I recently received a booklet of ads and coupons from Huggies that annoyed me.
Actually, at first glance it pleased me. On the cover was a picture of a young man, messenger (diaper?) bag slung over his shoulder, hurdling a park bench in pursuit of a crawling baby. My initial thought was, “Wow. Maybe baby and child product manufacturers and marketers are finally start to get it. They’re finally understanding and accepting that dads these days are involved participants in their families’ lives, including making purchasing decisions for household item.”
Then I saw it.
The print at the bottom of the page said something to the effect of, “Look inside for deals for on-the-go moms!”
I guess they don’t get it after all.
Before I had kids, I disliked most ads for domestic products because they almost universally depicted women using the products.
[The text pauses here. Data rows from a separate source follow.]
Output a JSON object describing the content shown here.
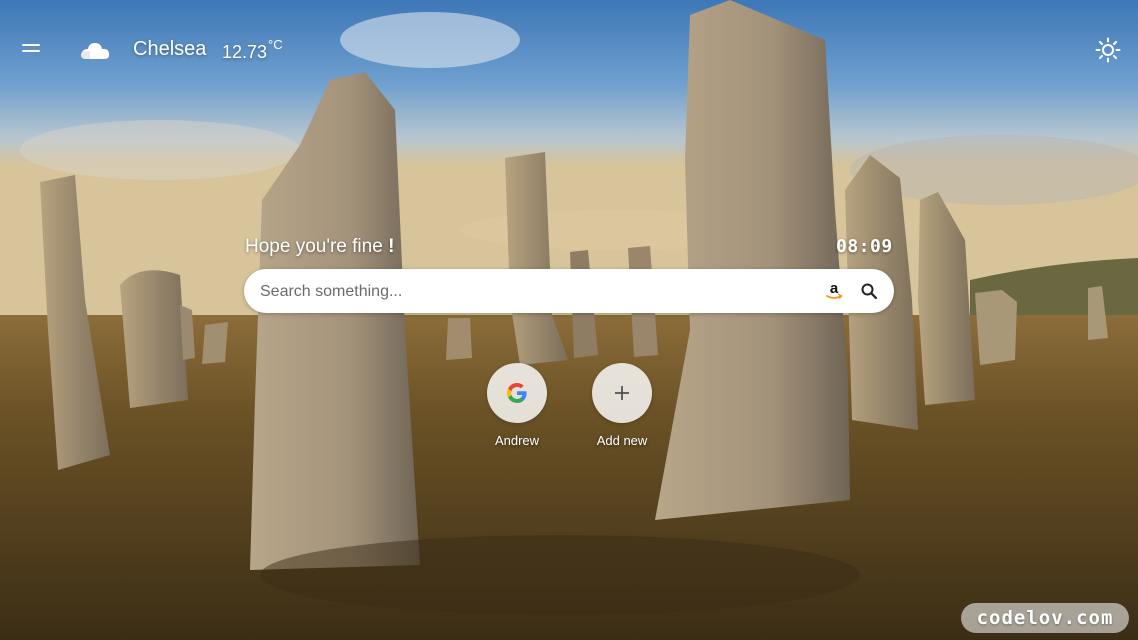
{
  "header": {
    "menu_icon": "hamburger-menu-icon",
    "weather_icon": "cloud-icon",
    "city": "Chelsea",
    "temperature": "12.73",
    "temperature_unit": "°C",
    "theme_icon": "sun-icon"
  },
  "main": {
    "greeting_text": "Hope you're fine ",
    "greeting_mark": "!",
    "clock": "08:09",
    "search": {
      "placeholder": "Search something...",
      "amazon_icon": "amazon-icon",
      "search_icon": "magnifier-icon"
    },
    "shortcuts": [
      {
        "label": "Andrew",
        "icon": "google-icon"
      },
      {
        "label": "Add new",
        "icon": "plus-icon"
      }
    ]
  },
  "watermark": "codelov.com",
  "colors": {
    "search_bg": "#ffffff",
    "text": "#ffffff",
    "shortcut_bg": "#e9e9e9"
  }
}
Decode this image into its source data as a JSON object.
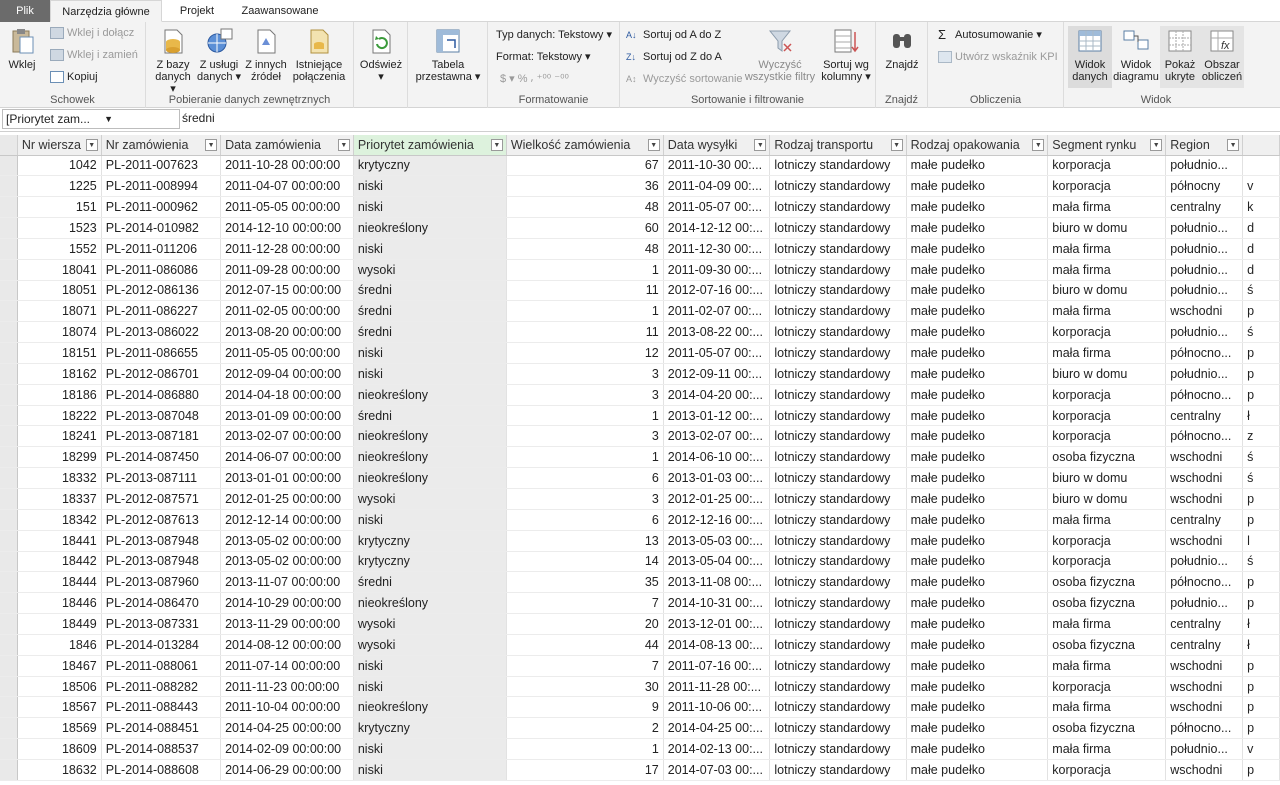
{
  "tabs": {
    "file": "Plik",
    "home": "Narzędzia główne",
    "project": "Projekt",
    "advanced": "Zaawansowane"
  },
  "ribbon": {
    "clipboard": {
      "label": "Schowek",
      "paste": "Wklej",
      "paste_append": "Wklej i dołącz",
      "paste_replace": "Wklej i zamień",
      "copy": "Kopiuj"
    },
    "external": {
      "label": "Pobieranie danych zewnętrznych",
      "from_db": "Z bazy",
      "from_db2": "danych ▾",
      "from_service": "Z usługi",
      "from_service2": "danych ▾",
      "from_other": "Z innych",
      "from_other2": "źródeł",
      "existing": "Istniejące",
      "existing2": "połączenia"
    },
    "refresh": {
      "label1": "Odśwież",
      "label2": "▾"
    },
    "pivot": {
      "label1": "Tabela",
      "label2": "przestawna ▾"
    },
    "format": {
      "label": "Formatowanie",
      "data_type": "Typ danych: Tekstowy ▾",
      "format": "Format: Tekstowy ▾",
      "symbols": "$ ▾ % ⸴ ⁺⁰⁰ ⁻⁰⁰"
    },
    "sort": {
      "label": "Sortowanie i filtrowanie",
      "az": "Sortuj od A do Z",
      "za": "Sortuj od Z do A",
      "clear_sort": "Wyczyść sortowanie",
      "clear_filters1": "Wyczyść",
      "clear_filters2": "wszystkie filtry",
      "sort_by1": "Sortuj wg",
      "sort_by2": "kolumny ▾"
    },
    "find": {
      "label": "Znajdź",
      "button": "Znajdź"
    },
    "calc": {
      "label": "Obliczenia",
      "autosum": "Autosumowanie ▾",
      "kpi": "Utwórz wskaźnik KPI"
    },
    "view": {
      "label": "Widok",
      "data1": "Widok",
      "data2": "danych",
      "diagram1": "Widok",
      "diagram2": "diagramu",
      "hidden1": "Pokaż",
      "hidden2": "ukryte",
      "calc1": "Obszar",
      "calc2": "obliczeń"
    }
  },
  "formula": {
    "name_box": "[Priorytet zam...",
    "value": "średni"
  },
  "columns": [
    "Nr wiersza",
    "Nr zamówienia",
    "Data zamówienia",
    "Priorytet zamówienia",
    "Wielkość zamówienia",
    "Data wysyłki",
    "Rodzaj transportu",
    "Rodzaj opakowania",
    "Segment rynku",
    "Region",
    ""
  ],
  "rows": [
    [
      "1042",
      "PL-2011-007623",
      "2011-10-28 00:00:00",
      "krytyczny",
      "67",
      "2011-10-30 00:...",
      "lotniczy standardowy",
      "małe pudełko",
      "korporacja",
      "południo...",
      ""
    ],
    [
      "1225",
      "PL-2011-008994",
      "2011-04-07 00:00:00",
      "niski",
      "36",
      "2011-04-09 00:...",
      "lotniczy standardowy",
      "małe pudełko",
      "korporacja",
      "północny",
      "v"
    ],
    [
      "151",
      "PL-2011-000962",
      "2011-05-05 00:00:00",
      "niski",
      "48",
      "2011-05-07 00:...",
      "lotniczy standardowy",
      "małe pudełko",
      "mała firma",
      "centralny",
      "k"
    ],
    [
      "1523",
      "PL-2014-010982",
      "2014-12-10 00:00:00",
      "nieokreślony",
      "60",
      "2014-12-12 00:...",
      "lotniczy standardowy",
      "małe pudełko",
      "biuro w domu",
      "południo...",
      "d"
    ],
    [
      "1552",
      "PL-2011-011206",
      "2011-12-28 00:00:00",
      "niski",
      "48",
      "2011-12-30 00:...",
      "lotniczy standardowy",
      "małe pudełko",
      "mała firma",
      "południo...",
      "d"
    ],
    [
      "18041",
      "PL-2011-086086",
      "2011-09-28 00:00:00",
      "wysoki",
      "1",
      "2011-09-30 00:...",
      "lotniczy standardowy",
      "małe pudełko",
      "mała firma",
      "południo...",
      "d"
    ],
    [
      "18051",
      "PL-2012-086136",
      "2012-07-15 00:00:00",
      "średni",
      "11",
      "2012-07-16 00:...",
      "lotniczy standardowy",
      "małe pudełko",
      "biuro w domu",
      "południo...",
      "ś"
    ],
    [
      "18071",
      "PL-2011-086227",
      "2011-02-05 00:00:00",
      "średni",
      "1",
      "2011-02-07 00:...",
      "lotniczy standardowy",
      "małe pudełko",
      "mała firma",
      "wschodni",
      "p"
    ],
    [
      "18074",
      "PL-2013-086022",
      "2013-08-20 00:00:00",
      "średni",
      "11",
      "2013-08-22 00:...",
      "lotniczy standardowy",
      "małe pudełko",
      "korporacja",
      "południo...",
      "ś"
    ],
    [
      "18151",
      "PL-2011-086655",
      "2011-05-05 00:00:00",
      "niski",
      "12",
      "2011-05-07 00:...",
      "lotniczy standardowy",
      "małe pudełko",
      "mała firma",
      "północno...",
      "p"
    ],
    [
      "18162",
      "PL-2012-086701",
      "2012-09-04 00:00:00",
      "niski",
      "3",
      "2012-09-11 00:...",
      "lotniczy standardowy",
      "małe pudełko",
      "biuro w domu",
      "południo...",
      "p"
    ],
    [
      "18186",
      "PL-2014-086880",
      "2014-04-18 00:00:00",
      "nieokreślony",
      "3",
      "2014-04-20 00:...",
      "lotniczy standardowy",
      "małe pudełko",
      "korporacja",
      "północno...",
      "p"
    ],
    [
      "18222",
      "PL-2013-087048",
      "2013-01-09 00:00:00",
      "średni",
      "1",
      "2013-01-12 00:...",
      "lotniczy standardowy",
      "małe pudełko",
      "korporacja",
      "centralny",
      "ł"
    ],
    [
      "18241",
      "PL-2013-087181",
      "2013-02-07 00:00:00",
      "nieokreślony",
      "3",
      "2013-02-07 00:...",
      "lotniczy standardowy",
      "małe pudełko",
      "korporacja",
      "północno...",
      "z"
    ],
    [
      "18299",
      "PL-2014-087450",
      "2014-06-07 00:00:00",
      "nieokreślony",
      "1",
      "2014-06-10 00:...",
      "lotniczy standardowy",
      "małe pudełko",
      "osoba fizyczna",
      "wschodni",
      "ś"
    ],
    [
      "18332",
      "PL-2013-087111",
      "2013-01-01 00:00:00",
      "nieokreślony",
      "6",
      "2013-01-03 00:...",
      "lotniczy standardowy",
      "małe pudełko",
      "biuro w domu",
      "wschodni",
      "ś"
    ],
    [
      "18337",
      "PL-2012-087571",
      "2012-01-25 00:00:00",
      "wysoki",
      "3",
      "2012-01-25 00:...",
      "lotniczy standardowy",
      "małe pudełko",
      "biuro w domu",
      "wschodni",
      "p"
    ],
    [
      "18342",
      "PL-2012-087613",
      "2012-12-14 00:00:00",
      "niski",
      "6",
      "2012-12-16 00:...",
      "lotniczy standardowy",
      "małe pudełko",
      "mała firma",
      "centralny",
      "p"
    ],
    [
      "18441",
      "PL-2013-087948",
      "2013-05-02 00:00:00",
      "krytyczny",
      "13",
      "2013-05-03 00:...",
      "lotniczy standardowy",
      "małe pudełko",
      "korporacja",
      "wschodni",
      "l"
    ],
    [
      "18442",
      "PL-2013-087948",
      "2013-05-02 00:00:00",
      "krytyczny",
      "14",
      "2013-05-04 00:...",
      "lotniczy standardowy",
      "małe pudełko",
      "korporacja",
      "południo...",
      "ś"
    ],
    [
      "18444",
      "PL-2013-087960",
      "2013-11-07 00:00:00",
      "średni",
      "35",
      "2013-11-08 00:...",
      "lotniczy standardowy",
      "małe pudełko",
      "osoba fizyczna",
      "północno...",
      "p"
    ],
    [
      "18446",
      "PL-2014-086470",
      "2014-10-29 00:00:00",
      "nieokreślony",
      "7",
      "2014-10-31 00:...",
      "lotniczy standardowy",
      "małe pudełko",
      "osoba fizyczna",
      "południo...",
      "p"
    ],
    [
      "18449",
      "PL-2013-087331",
      "2013-11-29 00:00:00",
      "wysoki",
      "20",
      "2013-12-01 00:...",
      "lotniczy standardowy",
      "małe pudełko",
      "mała firma",
      "centralny",
      "ł"
    ],
    [
      "1846",
      "PL-2014-013284",
      "2014-08-12 00:00:00",
      "wysoki",
      "44",
      "2014-08-13 00:...",
      "lotniczy standardowy",
      "małe pudełko",
      "osoba fizyczna",
      "centralny",
      "ł"
    ],
    [
      "18467",
      "PL-2011-088061",
      "2011-07-14 00:00:00",
      "niski",
      "7",
      "2011-07-16 00:...",
      "lotniczy standardowy",
      "małe pudełko",
      "mała firma",
      "wschodni",
      "p"
    ],
    [
      "18506",
      "PL-2011-088282",
      "2011-11-23 00:00:00",
      "niski",
      "30",
      "2011-11-28 00:...",
      "lotniczy standardowy",
      "małe pudełko",
      "korporacja",
      "wschodni",
      "p"
    ],
    [
      "18567",
      "PL-2011-088443",
      "2011-10-04 00:00:00",
      "nieokreślony",
      "9",
      "2011-10-06 00:...",
      "lotniczy standardowy",
      "małe pudełko",
      "mała firma",
      "wschodni",
      "p"
    ],
    [
      "18569",
      "PL-2014-088451",
      "2014-04-25 00:00:00",
      "krytyczny",
      "2",
      "2014-04-25 00:...",
      "lotniczy standardowy",
      "małe pudełko",
      "osoba fizyczna",
      "północno...",
      "p"
    ],
    [
      "18609",
      "PL-2014-088537",
      "2014-02-09 00:00:00",
      "niski",
      "1",
      "2014-02-13 00:...",
      "lotniczy standardowy",
      "małe pudełko",
      "mała firma",
      "południo...",
      "v"
    ],
    [
      "18632",
      "PL-2014-088608",
      "2014-06-29 00:00:00",
      "niski",
      "17",
      "2014-07-03 00:...",
      "lotniczy standardowy",
      "małe pudełko",
      "korporacja",
      "wschodni",
      "p"
    ]
  ]
}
I felt they insulted women in a sexist way. Men can clean the house, feed the kids, dress the kids, and change diapers, too. In fact, they only can, they should.
I understand that it’s good business sense to spend advertising money on the demographic groups you believe most likely to be interested in your products. Don’t smart businesses try to generate interest in new demographics as well? Wouldn’t it be smart to open up new markets?
Of course, that’s assuming young fathers are a new market, full of people who don’t already care about domestic issues and products. They do. That’s what makes this stupid ad so hard for me to understand. Lots of men in my generation are as active in the day-to-day affairs of their families’ domestic activities as their wives, and sometimes more so. The market is already there. Huggies isn’t the only brand screwing up, either.
When will companies start to get it? When will dads be recognized for their domestic participation? Don’t businesses like making money?